If you are about to start a new job, you should prepare yourself to go through the employment eligibility verification process. After all, virtually all employers in the U.S. have a legal duty to require their new workers to complete I-9 forms. Fortunately, the I-9 is simple and straightforward.
When preparing your I-9, you must provide some biographical information about yourself, including what gives you the legal authority to work in the U.S. Then, pursuant to the Immigration Reform and Control Act of 1986, you must show your employer a document or combination of documents to confirm your identity and work eligibility.
You can pick the documents you want to show
Your I-9 should come with a List of Acceptable Documents. If your employer fails to give you this list, you should ask for it.
Remember, provided you pick either one document from List A or one document from List B plus one document from List C, your employer must accept your documentation. That is, your employer may not ask you for specific documents or additional ones.
Your employer may need different documents for other reasons
While you have the right to choose the documents you want to present for I-9 purposes, your employer may ask you for certain documents for other reasons. For example, it is not uncommon for employers to request social security cards for payroll processing.
Likewise, if your employer participates in the mostly voluntary E-Verify program, you may eventually need to present supplemental proof of your identity or work eligibility. Your employer should make the distinction clear to you, though.

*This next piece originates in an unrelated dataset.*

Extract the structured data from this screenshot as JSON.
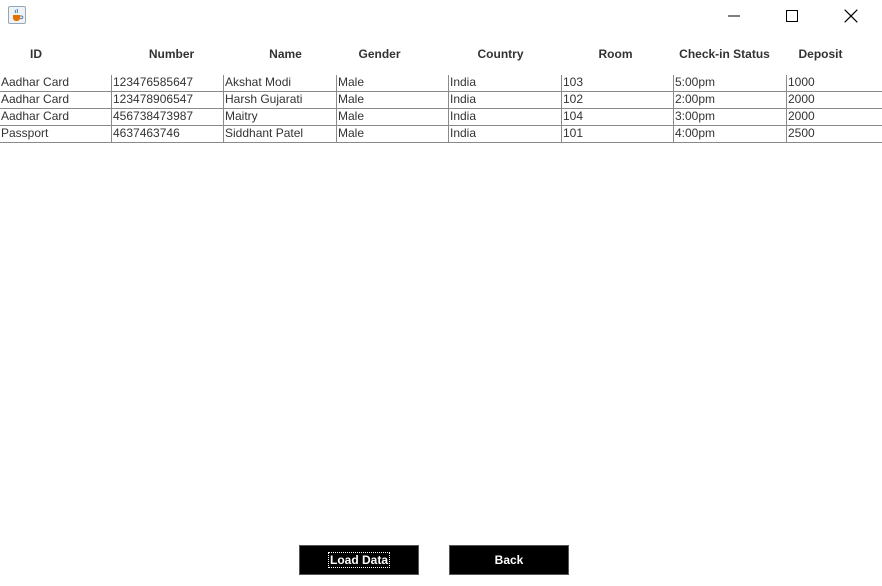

Ultimately, if you believe your employer is using the I-9 process to discriminate against you, you may be the victim of unfair immigration-related employment practice.